Exercise requirements
The string "color" may appear in lines of the entries below. Report how many lines hold it, with only the number.

Stored dataset items
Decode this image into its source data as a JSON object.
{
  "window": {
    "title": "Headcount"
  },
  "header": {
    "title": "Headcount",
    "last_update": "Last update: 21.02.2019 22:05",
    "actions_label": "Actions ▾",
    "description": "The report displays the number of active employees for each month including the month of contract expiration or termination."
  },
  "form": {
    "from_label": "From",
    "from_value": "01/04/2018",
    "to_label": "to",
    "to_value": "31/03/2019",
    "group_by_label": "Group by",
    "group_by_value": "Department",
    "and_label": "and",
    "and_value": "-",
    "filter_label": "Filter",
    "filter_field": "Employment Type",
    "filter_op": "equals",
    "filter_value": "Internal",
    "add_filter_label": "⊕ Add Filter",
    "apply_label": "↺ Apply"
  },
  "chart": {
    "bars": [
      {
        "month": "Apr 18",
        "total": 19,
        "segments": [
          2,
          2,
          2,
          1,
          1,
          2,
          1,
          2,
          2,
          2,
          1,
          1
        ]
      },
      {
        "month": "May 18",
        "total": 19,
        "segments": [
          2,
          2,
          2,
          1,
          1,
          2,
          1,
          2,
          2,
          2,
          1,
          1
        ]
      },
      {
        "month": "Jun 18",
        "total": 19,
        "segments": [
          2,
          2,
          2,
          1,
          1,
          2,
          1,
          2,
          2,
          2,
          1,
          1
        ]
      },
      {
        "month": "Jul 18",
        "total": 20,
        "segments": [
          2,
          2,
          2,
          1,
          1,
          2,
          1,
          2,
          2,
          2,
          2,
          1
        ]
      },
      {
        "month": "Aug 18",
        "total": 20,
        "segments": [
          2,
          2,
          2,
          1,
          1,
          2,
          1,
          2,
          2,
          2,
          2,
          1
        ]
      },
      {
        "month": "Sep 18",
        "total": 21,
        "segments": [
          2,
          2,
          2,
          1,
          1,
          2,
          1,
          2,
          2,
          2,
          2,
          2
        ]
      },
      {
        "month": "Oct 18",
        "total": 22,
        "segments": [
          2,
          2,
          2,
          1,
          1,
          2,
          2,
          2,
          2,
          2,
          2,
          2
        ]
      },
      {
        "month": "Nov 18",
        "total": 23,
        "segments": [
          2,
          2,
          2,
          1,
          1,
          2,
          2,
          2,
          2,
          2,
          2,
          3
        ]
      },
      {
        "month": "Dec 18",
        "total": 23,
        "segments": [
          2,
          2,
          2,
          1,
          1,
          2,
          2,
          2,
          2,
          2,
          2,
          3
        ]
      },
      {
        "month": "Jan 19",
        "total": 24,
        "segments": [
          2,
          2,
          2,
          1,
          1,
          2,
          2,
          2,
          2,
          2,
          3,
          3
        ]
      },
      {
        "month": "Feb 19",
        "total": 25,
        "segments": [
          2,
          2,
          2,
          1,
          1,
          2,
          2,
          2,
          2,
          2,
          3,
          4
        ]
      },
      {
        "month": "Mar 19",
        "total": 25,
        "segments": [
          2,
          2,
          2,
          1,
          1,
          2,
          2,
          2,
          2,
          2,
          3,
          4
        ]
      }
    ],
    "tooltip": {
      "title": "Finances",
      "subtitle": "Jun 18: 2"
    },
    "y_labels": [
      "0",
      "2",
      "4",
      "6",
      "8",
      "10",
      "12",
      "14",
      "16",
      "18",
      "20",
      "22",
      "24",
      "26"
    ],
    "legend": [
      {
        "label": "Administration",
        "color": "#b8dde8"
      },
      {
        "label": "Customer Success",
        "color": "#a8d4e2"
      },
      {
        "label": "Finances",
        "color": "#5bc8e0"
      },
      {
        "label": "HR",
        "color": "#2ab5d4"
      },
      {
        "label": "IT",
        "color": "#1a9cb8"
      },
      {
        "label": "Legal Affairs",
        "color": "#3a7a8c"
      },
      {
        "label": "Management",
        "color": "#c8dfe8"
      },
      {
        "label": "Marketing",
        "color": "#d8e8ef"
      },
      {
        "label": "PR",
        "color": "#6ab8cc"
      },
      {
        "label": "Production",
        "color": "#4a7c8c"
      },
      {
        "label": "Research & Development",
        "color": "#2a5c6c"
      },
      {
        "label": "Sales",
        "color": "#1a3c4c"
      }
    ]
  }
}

Task response
12